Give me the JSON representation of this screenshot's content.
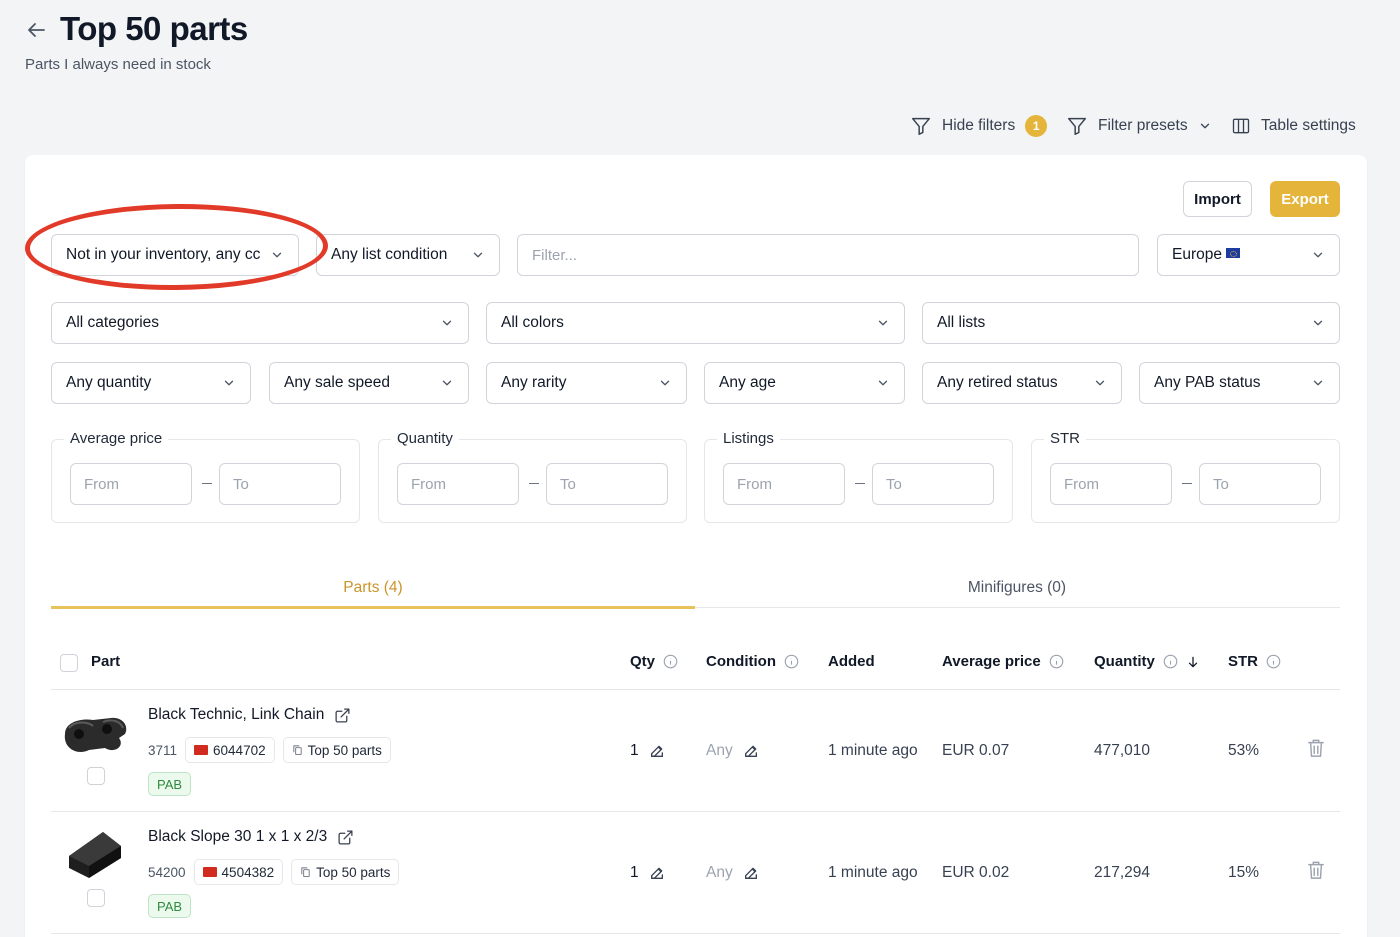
{
  "header": {
    "title": "Top 50 parts",
    "subtitle": "Parts I always need in stock"
  },
  "toolbar": {
    "hide_filters": "Hide filters",
    "hide_filters_count": "1",
    "filter_presets": "Filter presets",
    "table_settings": "Table settings"
  },
  "actions": {
    "import": "Import",
    "export": "Export"
  },
  "filters": {
    "inventory": "Not in your inventory, any cc",
    "list_condition": "Any list condition",
    "search_placeholder": "Filter...",
    "region": "Europe",
    "categories": "All categories",
    "colors": "All colors",
    "lists": "All lists",
    "quantity": "Any quantity",
    "sale_speed": "Any sale speed",
    "rarity": "Any rarity",
    "age": "Any age",
    "retired_status": "Any retired status",
    "pab_status": "Any PAB status"
  },
  "ranges": [
    {
      "label": "Average price",
      "from": "From",
      "to": "To"
    },
    {
      "label": "Quantity",
      "from": "From",
      "to": "To"
    },
    {
      "label": "Listings",
      "from": "From",
      "to": "To"
    },
    {
      "label": "STR",
      "from": "From",
      "to": "To"
    }
  ],
  "tabs": [
    {
      "label": "Parts (4)",
      "active": true
    },
    {
      "label": "Minifigures (0)",
      "active": false
    }
  ],
  "table": {
    "columns": {
      "part": "Part",
      "qty": "Qty",
      "condition": "Condition",
      "added": "Added",
      "average_price": "Average price",
      "quantity": "Quantity",
      "str": "STR"
    },
    "rows": [
      {
        "name": "Black Technic, Link Chain",
        "part_no": "3711",
        "element_id": "6044702",
        "list": "Top 50 parts",
        "badge": "PAB",
        "qty": "1",
        "condition": "Any",
        "added": "1 minute ago",
        "avg_price": "EUR 0.07",
        "quantity": "477,010",
        "str": "53%"
      },
      {
        "name": "Black Slope 30 1 x 1 x 2/3",
        "part_no": "54200",
        "element_id": "4504382",
        "list": "Top 50 parts",
        "badge": "PAB",
        "qty": "1",
        "condition": "Any",
        "added": "1 minute ago",
        "avg_price": "EUR 0.02",
        "quantity": "217,294",
        "str": "15%"
      }
    ]
  },
  "colors": {
    "accent": "#e4b53a",
    "tab_active": "#c9962a",
    "highlight": "#e23a29",
    "pab_green": "#2f8a3e"
  }
}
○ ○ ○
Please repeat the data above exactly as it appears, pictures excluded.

*Solution:*
Give me the JSON representation of this screenshot's content.
{
  "header": {
    "title": "Top 50 parts",
    "subtitle": "Parts I always need in stock"
  },
  "toolbar": {
    "hide_filters": "Hide filters",
    "hide_filters_count": "1",
    "filter_presets": "Filter presets",
    "table_settings": "Table settings"
  },
  "actions": {
    "import": "Import",
    "export": "Export"
  },
  "filters": {
    "inventory": "Not in your inventory, any cc",
    "list_condition": "Any list condition",
    "search_placeholder": "Filter...",
    "region": "Europe",
    "categories": "All categories",
    "colors": "All colors",
    "lists": "All lists",
    "quantity": "Any quantity",
    "sale_speed": "Any sale speed",
    "rarity": "Any rarity",
    "age": "Any age",
    "retired_status": "Any retired status",
    "pab_status": "Any PAB status"
  },
  "ranges": [
    {
      "label": "Average price",
      "from": "From",
      "to": "To"
    },
    {
      "label": "Quantity",
      "from": "From",
      "to": "To"
    },
    {
      "label": "Listings",
      "from": "From",
      "to": "To"
    },
    {
      "label": "STR",
      "from": "From",
      "to": "To"
    }
  ],
  "tabs": [
    {
      "label": "Parts (4)",
      "active": true
    },
    {
      "label": "Minifigures (0)",
      "active": false
    }
  ],
  "table": {
    "columns": {
      "part": "Part",
      "qty": "Qty",
      "condition": "Condition",
      "added": "Added",
      "average_price": "Average price",
      "quantity": "Quantity",
      "str": "STR"
    },
    "rows": [
      {
        "name": "Black Technic, Link Chain",
        "part_no": "3711",
        "element_id": "6044702",
        "list": "Top 50 parts",
        "badge": "PAB",
        "qty": "1",
        "condition": "Any",
        "added": "1 minute ago",
        "avg_price": "EUR 0.07",
        "quantity": "477,010",
        "str": "53%"
      },
      {
        "name": "Black Slope 30 1 x 1 x 2/3",
        "part_no": "54200",
        "element_id": "4504382",
        "list": "Top 50 parts",
        "badge": "PAB",
        "qty": "1",
        "condition": "Any",
        "added": "1 minute ago",
        "avg_price": "EUR 0.02",
        "quantity": "217,294",
        "str": "15%"
      }
    ]
  },
  "colors": {
    "accent": "#e4b53a",
    "tab_active": "#c9962a",
    "highlight": "#e23a29",
    "pab_green": "#2f8a3e"
  }
}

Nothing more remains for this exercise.